-- RECORDS FOR PROCESSING follows --

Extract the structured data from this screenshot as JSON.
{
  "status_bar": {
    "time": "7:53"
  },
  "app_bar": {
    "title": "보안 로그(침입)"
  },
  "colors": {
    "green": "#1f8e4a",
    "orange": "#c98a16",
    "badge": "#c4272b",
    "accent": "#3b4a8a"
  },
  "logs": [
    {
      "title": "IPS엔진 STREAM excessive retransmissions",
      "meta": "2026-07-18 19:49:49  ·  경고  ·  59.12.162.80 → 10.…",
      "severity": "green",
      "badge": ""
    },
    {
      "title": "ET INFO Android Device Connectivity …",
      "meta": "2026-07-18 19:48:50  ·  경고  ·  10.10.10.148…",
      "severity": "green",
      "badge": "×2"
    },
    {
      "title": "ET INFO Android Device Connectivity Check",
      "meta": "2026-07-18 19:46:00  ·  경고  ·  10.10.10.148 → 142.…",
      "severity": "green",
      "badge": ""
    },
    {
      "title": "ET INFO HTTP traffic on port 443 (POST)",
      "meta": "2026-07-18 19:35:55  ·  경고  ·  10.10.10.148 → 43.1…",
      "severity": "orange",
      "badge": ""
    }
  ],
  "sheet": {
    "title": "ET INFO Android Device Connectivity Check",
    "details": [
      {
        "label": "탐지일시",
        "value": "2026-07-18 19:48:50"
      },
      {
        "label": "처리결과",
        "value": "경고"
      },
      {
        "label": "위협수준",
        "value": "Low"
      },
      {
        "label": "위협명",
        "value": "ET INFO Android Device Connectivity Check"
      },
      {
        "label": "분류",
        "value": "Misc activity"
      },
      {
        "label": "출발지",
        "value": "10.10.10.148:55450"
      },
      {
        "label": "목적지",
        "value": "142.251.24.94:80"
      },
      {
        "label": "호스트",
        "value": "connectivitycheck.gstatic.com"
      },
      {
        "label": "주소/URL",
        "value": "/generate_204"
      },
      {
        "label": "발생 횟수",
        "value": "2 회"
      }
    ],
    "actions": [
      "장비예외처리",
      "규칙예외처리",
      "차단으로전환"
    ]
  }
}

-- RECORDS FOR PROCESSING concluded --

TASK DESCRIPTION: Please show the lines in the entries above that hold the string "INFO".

WRITTEN SOLUTION:
      "title": "ET INFO Android Device Connectivity …",
      "title": "ET INFO Android Device Connectivity Check",
      "title": "ET INFO HTTP traffic on port 443 (POST)",
    "title": "ET INFO Android Device Connectivity Check",
        "value": "ET INFO Android Device Connectivity Check"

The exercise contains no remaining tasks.